* _Activity_: In the records below, find each line holding the word "true" and copy it.

* _Records to process_:
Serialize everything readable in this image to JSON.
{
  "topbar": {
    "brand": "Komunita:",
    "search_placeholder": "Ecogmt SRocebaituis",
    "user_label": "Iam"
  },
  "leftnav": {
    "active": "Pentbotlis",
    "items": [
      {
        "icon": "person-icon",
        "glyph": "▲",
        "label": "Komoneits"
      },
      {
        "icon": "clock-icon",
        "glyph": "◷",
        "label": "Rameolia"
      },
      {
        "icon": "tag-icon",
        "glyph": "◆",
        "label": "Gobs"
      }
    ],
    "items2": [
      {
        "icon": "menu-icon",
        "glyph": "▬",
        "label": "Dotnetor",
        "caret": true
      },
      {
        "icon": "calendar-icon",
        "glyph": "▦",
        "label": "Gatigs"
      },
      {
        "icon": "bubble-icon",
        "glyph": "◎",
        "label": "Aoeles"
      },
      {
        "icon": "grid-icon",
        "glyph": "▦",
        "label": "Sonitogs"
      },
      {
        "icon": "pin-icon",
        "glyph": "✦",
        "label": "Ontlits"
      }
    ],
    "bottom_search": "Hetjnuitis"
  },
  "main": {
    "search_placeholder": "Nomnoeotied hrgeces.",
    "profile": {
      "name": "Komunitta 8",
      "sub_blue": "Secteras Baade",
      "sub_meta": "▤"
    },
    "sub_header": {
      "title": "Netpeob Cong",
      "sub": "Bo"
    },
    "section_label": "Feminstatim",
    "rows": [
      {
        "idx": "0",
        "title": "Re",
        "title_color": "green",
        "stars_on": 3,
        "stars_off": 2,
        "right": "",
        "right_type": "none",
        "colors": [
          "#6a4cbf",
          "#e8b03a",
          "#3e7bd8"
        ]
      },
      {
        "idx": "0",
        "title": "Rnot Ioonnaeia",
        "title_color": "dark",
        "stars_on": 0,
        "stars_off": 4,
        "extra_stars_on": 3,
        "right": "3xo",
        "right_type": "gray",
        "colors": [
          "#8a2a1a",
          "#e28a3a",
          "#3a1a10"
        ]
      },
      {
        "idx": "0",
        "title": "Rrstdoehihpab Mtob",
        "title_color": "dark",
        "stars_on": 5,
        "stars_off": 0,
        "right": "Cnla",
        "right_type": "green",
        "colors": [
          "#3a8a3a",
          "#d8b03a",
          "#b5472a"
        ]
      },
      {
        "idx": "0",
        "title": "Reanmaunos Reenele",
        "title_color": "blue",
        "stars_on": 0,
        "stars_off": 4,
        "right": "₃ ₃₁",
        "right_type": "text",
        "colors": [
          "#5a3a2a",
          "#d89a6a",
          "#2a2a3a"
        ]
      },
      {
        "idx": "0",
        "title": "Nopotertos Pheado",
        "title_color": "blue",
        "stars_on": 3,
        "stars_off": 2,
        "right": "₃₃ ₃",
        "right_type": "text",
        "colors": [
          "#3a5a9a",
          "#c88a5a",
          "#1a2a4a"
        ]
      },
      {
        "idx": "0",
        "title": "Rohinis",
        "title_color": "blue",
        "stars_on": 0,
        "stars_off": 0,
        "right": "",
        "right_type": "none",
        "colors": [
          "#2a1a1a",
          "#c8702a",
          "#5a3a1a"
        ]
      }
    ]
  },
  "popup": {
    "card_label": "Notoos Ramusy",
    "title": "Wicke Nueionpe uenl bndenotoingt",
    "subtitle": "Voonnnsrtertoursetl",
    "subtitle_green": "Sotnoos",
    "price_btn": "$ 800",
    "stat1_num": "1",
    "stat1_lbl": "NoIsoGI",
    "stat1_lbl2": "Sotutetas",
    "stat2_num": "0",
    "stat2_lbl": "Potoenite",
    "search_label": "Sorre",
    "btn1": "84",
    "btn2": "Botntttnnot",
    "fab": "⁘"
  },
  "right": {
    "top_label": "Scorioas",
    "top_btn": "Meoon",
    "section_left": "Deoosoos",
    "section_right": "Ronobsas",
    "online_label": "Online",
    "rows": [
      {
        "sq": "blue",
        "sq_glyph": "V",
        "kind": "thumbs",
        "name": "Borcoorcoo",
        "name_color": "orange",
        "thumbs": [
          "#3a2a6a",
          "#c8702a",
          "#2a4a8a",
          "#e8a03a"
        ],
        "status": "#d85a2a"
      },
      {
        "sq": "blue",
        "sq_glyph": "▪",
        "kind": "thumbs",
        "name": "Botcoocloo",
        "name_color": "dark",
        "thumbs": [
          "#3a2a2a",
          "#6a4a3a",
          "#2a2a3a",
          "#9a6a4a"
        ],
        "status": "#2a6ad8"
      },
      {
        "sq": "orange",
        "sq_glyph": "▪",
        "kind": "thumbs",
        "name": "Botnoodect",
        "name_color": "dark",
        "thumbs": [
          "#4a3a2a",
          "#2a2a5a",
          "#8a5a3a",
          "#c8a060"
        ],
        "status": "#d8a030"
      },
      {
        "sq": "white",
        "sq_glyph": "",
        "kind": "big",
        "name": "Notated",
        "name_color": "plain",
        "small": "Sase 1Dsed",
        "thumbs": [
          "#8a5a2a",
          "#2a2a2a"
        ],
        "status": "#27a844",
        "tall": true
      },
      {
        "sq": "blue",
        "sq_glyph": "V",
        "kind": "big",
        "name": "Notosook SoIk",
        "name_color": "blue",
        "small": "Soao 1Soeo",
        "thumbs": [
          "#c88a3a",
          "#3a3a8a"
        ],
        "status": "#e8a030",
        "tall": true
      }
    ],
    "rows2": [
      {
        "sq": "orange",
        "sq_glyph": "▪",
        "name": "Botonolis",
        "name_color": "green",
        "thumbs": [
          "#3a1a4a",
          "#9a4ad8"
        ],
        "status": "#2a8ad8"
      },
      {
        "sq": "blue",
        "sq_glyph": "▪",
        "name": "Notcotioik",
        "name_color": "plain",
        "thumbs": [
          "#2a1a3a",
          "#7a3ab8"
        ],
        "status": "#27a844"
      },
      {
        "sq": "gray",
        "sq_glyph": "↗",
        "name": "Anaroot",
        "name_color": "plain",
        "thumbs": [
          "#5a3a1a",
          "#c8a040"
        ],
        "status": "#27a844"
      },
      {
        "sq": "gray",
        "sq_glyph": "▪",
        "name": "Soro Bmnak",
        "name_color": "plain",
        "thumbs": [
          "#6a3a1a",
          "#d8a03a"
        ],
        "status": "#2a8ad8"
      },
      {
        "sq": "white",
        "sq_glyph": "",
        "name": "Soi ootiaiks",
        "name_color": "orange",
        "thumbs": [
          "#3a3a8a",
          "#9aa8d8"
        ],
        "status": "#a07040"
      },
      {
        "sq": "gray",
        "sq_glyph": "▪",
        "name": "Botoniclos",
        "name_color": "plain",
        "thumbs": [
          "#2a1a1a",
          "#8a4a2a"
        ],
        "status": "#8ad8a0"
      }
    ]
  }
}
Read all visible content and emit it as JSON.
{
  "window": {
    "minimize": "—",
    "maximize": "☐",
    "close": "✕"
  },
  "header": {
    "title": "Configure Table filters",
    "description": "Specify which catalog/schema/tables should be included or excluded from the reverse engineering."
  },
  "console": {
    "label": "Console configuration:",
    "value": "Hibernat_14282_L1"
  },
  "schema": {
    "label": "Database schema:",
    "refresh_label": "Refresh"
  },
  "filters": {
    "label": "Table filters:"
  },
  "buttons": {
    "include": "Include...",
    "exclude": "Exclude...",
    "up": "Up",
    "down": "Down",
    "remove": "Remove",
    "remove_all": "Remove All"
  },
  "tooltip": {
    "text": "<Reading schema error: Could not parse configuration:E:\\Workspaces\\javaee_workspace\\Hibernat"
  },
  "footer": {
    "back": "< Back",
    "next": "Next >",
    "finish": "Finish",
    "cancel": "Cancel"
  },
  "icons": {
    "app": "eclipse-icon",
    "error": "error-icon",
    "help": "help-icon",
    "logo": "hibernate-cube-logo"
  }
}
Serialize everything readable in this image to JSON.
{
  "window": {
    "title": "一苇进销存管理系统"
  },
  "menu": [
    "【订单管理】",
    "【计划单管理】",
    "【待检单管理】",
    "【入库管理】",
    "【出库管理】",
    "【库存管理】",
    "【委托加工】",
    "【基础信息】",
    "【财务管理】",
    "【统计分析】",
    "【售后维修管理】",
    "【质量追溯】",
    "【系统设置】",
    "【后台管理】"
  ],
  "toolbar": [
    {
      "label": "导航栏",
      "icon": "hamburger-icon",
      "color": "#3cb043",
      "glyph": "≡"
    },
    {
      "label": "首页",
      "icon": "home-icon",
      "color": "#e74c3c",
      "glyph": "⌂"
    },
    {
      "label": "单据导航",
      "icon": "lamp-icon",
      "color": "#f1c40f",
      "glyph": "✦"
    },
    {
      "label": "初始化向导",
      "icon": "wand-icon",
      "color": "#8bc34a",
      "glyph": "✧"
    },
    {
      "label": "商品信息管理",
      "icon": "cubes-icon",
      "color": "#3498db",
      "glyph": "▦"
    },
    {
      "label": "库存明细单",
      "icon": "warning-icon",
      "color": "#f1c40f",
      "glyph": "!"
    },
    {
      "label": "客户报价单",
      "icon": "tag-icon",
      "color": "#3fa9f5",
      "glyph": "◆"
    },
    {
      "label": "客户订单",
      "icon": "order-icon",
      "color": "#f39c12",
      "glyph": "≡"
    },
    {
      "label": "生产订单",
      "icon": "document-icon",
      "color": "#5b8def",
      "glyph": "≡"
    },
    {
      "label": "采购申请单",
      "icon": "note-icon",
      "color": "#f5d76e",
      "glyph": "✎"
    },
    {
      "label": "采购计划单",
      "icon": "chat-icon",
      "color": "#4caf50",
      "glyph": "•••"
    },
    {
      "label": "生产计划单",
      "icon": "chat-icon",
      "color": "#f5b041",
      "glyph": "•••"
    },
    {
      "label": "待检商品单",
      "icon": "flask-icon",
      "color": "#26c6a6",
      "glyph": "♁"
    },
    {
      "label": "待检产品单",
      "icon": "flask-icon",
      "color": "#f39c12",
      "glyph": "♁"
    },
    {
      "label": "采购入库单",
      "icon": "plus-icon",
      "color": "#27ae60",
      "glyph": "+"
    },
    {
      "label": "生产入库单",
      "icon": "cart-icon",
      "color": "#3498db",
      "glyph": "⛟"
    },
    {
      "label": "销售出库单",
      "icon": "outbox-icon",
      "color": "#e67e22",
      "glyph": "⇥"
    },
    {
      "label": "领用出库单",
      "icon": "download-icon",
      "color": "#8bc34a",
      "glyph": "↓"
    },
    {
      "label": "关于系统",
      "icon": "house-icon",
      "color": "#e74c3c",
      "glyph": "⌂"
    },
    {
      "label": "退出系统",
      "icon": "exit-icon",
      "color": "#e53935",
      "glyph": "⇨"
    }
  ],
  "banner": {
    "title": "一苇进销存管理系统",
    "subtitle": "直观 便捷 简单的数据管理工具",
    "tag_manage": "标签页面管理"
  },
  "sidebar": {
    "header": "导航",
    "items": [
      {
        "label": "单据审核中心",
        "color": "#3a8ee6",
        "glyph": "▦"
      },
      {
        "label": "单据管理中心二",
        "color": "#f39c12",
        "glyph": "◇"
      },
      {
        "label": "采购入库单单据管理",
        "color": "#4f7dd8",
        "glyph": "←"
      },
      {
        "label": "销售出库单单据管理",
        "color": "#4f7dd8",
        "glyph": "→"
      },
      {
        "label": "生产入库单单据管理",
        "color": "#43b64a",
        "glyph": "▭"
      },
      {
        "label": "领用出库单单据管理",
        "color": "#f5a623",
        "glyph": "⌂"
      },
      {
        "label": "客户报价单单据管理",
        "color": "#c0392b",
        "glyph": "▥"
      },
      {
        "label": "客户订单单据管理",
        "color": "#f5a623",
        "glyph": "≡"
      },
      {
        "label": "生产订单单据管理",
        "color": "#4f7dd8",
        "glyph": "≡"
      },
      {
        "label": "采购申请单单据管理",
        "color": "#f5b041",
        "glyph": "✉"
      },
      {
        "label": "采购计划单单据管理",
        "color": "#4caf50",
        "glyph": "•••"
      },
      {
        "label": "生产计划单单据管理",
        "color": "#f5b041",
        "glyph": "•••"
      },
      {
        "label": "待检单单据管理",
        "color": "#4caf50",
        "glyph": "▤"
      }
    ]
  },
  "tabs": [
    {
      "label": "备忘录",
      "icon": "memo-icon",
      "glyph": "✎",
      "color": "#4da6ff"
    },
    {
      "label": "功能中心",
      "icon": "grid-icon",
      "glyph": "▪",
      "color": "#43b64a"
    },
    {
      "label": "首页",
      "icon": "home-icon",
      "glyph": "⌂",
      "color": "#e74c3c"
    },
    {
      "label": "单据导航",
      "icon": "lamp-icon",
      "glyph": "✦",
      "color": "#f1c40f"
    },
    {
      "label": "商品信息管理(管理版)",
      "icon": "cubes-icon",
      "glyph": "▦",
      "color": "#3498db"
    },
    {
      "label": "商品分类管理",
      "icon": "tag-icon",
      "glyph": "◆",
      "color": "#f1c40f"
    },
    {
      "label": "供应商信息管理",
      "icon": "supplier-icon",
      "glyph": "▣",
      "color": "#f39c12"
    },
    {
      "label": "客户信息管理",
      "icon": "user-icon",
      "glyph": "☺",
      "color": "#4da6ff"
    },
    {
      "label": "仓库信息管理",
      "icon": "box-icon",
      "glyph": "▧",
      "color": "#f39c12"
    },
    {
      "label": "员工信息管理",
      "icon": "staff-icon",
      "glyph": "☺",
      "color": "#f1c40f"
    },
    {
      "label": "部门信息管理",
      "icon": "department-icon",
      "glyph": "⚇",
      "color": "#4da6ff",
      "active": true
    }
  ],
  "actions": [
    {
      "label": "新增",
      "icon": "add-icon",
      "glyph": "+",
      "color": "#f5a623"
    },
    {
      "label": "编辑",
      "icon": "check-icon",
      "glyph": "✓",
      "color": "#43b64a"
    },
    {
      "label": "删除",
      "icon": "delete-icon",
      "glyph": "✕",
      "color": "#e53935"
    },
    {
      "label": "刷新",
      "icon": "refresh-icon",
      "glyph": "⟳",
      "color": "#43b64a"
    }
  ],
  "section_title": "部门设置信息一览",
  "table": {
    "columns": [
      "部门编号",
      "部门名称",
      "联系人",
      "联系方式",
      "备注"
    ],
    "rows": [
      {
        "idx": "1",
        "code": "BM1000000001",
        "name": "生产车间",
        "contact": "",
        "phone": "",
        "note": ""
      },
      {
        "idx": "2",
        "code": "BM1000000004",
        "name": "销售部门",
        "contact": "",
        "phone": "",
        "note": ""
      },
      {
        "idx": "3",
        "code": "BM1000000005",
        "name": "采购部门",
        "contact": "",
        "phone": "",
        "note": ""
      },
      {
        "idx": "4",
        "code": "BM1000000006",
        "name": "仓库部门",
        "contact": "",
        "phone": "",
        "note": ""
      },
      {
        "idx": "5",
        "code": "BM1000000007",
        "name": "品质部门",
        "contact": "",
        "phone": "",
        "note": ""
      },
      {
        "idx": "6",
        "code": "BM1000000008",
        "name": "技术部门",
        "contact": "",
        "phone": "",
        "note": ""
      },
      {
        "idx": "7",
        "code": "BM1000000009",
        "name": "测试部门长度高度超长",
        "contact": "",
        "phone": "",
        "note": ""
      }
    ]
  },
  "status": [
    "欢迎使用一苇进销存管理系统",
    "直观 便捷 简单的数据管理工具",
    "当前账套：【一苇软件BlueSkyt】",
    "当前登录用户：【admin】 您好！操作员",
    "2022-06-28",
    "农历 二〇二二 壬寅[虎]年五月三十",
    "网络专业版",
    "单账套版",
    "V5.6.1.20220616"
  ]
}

* _Solution for this problem_:
        "caret": true
        "tall": true
        "tall": true
      "active": true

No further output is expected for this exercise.